Data extract Start Marker
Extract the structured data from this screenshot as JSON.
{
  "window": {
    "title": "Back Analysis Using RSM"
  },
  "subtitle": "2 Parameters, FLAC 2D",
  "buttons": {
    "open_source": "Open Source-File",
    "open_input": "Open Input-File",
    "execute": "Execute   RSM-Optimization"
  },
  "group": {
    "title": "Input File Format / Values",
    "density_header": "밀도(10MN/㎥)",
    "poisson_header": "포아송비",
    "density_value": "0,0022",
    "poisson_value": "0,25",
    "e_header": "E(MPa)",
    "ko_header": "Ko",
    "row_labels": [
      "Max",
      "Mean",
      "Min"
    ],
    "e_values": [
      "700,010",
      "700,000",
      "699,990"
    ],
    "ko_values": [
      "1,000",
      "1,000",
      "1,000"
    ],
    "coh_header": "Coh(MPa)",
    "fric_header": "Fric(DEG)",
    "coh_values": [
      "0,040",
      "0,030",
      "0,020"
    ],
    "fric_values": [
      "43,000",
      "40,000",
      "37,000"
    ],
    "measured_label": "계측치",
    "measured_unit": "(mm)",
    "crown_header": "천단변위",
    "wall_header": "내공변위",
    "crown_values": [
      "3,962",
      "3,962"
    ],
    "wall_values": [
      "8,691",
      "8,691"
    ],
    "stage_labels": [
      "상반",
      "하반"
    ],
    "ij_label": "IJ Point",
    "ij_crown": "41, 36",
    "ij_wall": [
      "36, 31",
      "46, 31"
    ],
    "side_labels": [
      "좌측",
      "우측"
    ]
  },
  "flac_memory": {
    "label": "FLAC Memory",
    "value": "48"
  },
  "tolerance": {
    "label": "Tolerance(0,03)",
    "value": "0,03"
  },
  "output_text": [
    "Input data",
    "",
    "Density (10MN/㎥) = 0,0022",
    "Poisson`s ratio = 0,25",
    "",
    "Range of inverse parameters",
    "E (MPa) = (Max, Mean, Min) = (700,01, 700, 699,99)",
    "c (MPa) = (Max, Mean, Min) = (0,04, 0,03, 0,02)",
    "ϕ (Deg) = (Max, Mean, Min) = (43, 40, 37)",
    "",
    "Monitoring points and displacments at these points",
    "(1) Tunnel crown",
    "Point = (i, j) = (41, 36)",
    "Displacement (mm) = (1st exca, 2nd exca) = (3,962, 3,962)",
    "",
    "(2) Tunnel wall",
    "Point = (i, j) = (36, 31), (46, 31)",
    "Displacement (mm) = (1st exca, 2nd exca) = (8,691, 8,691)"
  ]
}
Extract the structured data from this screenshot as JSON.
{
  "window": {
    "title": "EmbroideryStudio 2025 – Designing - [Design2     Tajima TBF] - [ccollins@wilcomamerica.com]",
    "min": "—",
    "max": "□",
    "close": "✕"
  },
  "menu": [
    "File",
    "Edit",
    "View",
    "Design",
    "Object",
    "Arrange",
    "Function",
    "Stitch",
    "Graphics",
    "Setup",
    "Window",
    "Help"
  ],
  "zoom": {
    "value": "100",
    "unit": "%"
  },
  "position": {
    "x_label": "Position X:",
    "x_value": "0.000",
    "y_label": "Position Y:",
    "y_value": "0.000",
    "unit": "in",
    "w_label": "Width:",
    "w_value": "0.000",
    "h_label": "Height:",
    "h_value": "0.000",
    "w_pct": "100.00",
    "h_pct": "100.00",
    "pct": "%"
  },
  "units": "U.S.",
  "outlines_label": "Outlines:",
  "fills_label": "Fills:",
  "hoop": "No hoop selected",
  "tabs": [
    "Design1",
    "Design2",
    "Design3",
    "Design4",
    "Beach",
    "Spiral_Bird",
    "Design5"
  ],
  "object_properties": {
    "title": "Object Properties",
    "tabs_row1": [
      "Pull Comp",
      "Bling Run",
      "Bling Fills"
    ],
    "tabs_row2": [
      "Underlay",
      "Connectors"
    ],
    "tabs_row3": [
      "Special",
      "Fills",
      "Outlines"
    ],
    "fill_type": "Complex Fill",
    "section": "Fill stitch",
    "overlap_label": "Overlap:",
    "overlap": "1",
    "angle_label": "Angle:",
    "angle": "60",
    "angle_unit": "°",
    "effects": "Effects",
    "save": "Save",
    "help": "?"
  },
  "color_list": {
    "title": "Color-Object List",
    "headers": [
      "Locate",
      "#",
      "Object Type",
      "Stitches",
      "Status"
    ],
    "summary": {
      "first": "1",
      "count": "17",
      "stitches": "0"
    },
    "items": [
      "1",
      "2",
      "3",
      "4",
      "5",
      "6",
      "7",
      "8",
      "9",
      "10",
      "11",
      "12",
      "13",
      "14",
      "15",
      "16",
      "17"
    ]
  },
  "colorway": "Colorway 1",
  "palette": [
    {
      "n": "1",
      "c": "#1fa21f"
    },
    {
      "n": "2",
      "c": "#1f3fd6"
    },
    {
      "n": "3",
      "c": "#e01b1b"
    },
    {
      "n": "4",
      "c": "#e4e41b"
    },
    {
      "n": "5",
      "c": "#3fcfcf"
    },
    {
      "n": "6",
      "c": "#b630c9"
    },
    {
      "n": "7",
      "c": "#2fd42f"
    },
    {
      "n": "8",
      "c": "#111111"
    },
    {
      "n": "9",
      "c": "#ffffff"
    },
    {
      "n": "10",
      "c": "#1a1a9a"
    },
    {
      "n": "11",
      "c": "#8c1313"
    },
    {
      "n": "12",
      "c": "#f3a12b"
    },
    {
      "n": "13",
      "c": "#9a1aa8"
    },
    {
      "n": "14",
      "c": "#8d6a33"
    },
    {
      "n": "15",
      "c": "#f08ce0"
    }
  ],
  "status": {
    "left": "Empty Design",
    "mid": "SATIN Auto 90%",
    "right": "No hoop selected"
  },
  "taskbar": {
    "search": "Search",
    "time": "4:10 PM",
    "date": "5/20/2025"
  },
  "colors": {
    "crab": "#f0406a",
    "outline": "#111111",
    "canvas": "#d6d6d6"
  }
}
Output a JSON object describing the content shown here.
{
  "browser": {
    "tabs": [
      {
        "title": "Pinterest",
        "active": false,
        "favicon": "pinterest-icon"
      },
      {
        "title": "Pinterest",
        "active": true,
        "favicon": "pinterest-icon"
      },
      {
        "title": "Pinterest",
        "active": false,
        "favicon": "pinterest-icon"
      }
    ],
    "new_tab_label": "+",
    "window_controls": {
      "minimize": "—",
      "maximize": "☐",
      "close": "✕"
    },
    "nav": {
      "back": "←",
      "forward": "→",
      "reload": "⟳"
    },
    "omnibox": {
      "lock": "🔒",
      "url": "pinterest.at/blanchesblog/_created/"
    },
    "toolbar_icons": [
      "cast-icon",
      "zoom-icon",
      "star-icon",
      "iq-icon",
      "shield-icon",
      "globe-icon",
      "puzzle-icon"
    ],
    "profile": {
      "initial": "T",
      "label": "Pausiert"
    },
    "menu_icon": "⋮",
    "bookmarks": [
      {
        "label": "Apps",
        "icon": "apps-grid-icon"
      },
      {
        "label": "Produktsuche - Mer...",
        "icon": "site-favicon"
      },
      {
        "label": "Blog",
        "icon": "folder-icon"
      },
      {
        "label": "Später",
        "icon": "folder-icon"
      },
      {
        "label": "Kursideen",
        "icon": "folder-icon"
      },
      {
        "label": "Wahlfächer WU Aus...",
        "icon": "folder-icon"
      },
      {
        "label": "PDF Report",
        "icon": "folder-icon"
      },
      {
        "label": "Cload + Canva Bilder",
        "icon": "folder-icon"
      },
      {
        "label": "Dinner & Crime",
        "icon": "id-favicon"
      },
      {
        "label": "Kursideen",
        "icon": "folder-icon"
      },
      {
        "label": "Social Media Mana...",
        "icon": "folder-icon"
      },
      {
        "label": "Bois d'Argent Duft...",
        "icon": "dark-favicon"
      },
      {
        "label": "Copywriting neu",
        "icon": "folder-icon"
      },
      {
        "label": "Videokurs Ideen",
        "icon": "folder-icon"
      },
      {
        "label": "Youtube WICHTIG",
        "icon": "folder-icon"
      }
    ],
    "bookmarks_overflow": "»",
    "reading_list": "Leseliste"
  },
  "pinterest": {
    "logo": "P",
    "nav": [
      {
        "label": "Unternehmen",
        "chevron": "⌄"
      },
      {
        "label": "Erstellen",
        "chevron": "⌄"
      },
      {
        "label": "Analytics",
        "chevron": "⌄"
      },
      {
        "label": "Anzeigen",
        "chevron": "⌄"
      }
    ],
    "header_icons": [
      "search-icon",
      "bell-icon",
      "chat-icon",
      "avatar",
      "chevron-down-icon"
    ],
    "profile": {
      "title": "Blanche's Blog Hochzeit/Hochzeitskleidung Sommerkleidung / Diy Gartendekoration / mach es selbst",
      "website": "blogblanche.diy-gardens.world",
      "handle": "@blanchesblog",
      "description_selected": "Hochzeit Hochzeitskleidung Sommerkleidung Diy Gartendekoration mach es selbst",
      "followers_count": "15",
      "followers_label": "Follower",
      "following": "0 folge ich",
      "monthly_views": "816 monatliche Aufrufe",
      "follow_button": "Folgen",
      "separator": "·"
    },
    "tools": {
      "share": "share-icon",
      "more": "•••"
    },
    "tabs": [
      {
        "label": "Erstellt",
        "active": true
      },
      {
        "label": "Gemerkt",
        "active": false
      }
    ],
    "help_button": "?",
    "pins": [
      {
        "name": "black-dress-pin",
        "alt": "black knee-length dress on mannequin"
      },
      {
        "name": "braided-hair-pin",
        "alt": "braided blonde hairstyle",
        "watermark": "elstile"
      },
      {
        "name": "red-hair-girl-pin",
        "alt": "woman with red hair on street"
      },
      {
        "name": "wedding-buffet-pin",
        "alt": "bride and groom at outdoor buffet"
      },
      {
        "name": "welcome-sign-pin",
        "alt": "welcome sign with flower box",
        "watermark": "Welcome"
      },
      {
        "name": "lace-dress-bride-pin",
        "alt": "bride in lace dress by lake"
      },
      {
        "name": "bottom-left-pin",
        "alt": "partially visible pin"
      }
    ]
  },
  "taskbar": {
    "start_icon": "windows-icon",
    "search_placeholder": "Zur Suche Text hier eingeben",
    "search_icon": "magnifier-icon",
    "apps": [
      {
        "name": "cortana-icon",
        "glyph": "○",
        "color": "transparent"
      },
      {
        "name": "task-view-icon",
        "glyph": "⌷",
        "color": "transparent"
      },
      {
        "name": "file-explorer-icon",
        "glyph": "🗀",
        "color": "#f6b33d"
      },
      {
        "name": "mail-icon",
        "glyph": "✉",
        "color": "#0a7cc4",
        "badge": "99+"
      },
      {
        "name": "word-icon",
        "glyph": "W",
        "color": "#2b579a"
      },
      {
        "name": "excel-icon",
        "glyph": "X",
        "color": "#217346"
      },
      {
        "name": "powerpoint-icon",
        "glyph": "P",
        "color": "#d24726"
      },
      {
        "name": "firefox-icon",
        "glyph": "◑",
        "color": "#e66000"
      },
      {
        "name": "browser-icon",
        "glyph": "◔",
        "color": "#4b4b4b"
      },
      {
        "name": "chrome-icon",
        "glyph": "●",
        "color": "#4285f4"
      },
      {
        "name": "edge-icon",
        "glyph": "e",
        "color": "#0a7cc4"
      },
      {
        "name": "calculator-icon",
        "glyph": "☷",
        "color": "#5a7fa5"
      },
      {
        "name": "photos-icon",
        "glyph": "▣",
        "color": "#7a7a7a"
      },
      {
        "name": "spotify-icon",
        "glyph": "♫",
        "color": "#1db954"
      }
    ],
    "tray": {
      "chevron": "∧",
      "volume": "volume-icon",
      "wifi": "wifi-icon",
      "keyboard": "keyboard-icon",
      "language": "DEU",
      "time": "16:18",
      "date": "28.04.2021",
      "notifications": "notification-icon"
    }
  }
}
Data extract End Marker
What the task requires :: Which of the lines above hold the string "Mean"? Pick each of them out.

Solution to this task ::
      "Mean",
    "E (MPa) = (Max, Mean, Min) = (700,01, 700, 699,99)",
    "c (MPa) = (Max, Mean, Min) = (0,04, 0,03, 0,02)",
    "ϕ (Deg) = (Max, Mean, Min) = (43, 40, 37)",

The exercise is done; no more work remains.